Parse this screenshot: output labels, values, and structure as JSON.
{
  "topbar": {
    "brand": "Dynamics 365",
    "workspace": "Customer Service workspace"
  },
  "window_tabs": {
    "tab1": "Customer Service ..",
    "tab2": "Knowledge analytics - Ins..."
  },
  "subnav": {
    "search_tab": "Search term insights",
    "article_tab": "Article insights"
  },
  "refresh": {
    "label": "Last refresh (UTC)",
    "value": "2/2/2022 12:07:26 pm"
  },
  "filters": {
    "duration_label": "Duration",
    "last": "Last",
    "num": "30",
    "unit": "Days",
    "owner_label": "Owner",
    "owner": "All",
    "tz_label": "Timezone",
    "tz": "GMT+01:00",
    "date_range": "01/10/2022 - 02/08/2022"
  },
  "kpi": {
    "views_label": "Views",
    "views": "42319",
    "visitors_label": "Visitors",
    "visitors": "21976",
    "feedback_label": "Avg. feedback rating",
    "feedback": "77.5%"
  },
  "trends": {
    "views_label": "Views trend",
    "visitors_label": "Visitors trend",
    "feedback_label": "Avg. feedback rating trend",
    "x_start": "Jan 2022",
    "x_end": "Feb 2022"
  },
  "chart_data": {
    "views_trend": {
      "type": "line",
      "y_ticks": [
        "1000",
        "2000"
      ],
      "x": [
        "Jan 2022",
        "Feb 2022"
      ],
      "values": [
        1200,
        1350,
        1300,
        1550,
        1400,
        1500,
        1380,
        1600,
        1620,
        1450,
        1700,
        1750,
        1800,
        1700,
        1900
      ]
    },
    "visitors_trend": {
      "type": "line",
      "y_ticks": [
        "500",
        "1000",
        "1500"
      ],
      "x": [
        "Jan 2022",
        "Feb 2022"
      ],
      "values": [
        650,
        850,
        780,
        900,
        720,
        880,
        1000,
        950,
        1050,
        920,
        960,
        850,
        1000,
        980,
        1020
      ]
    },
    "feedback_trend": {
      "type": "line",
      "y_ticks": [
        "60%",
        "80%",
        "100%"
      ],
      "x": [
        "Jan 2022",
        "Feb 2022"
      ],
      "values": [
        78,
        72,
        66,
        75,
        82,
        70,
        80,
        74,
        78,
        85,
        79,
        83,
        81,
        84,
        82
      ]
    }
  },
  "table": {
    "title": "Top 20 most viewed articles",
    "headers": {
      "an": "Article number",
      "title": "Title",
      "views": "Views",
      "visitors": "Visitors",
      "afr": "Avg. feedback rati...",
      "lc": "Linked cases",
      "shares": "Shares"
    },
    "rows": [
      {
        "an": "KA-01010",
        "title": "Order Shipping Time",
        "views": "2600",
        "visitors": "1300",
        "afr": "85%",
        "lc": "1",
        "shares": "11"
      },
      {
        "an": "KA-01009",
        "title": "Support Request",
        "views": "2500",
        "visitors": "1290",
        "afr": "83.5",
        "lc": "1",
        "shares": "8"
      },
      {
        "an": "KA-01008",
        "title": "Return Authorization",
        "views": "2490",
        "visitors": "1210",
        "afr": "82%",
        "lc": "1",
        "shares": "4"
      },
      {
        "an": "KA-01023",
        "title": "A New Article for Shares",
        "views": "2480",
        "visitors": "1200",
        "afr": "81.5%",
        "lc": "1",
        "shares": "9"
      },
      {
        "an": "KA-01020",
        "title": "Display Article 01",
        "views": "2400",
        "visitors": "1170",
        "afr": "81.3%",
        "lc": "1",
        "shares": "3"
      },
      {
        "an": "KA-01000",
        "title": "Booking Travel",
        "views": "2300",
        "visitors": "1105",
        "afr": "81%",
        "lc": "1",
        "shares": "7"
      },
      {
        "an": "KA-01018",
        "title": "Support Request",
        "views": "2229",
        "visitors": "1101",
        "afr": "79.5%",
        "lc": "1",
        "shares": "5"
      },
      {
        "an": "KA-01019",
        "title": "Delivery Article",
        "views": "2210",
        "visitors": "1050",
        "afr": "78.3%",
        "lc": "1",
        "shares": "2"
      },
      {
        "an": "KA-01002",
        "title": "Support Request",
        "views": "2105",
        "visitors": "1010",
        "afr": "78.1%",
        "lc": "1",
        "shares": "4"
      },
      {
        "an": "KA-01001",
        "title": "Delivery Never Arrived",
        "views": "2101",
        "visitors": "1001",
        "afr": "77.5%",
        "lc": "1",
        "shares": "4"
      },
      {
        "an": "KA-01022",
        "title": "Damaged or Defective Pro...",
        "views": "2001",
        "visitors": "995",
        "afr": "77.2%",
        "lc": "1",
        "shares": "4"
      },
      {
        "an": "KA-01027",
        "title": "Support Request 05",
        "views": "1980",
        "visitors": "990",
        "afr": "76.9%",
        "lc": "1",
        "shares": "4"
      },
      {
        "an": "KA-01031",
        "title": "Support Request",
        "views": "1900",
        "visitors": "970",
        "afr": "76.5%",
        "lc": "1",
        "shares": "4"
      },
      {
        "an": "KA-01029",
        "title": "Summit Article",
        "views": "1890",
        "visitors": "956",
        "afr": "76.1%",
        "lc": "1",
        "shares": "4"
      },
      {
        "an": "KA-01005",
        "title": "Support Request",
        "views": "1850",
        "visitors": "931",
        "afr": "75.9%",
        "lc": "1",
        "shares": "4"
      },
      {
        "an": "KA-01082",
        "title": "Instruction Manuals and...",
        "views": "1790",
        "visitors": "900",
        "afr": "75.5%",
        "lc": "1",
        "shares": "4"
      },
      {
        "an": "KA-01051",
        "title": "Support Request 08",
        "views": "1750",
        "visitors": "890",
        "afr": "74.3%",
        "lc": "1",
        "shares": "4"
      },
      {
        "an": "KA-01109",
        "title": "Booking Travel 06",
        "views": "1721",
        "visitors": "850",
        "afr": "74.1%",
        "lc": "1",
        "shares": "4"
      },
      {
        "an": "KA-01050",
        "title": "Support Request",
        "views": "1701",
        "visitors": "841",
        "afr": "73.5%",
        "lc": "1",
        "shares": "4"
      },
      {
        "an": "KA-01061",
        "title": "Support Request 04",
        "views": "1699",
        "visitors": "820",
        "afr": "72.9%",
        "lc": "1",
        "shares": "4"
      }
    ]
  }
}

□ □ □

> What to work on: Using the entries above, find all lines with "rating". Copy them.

> Reply:
    "feedback_label": "Avg. feedback rating",
    "feedback_label": "Avg. feedback rating trend",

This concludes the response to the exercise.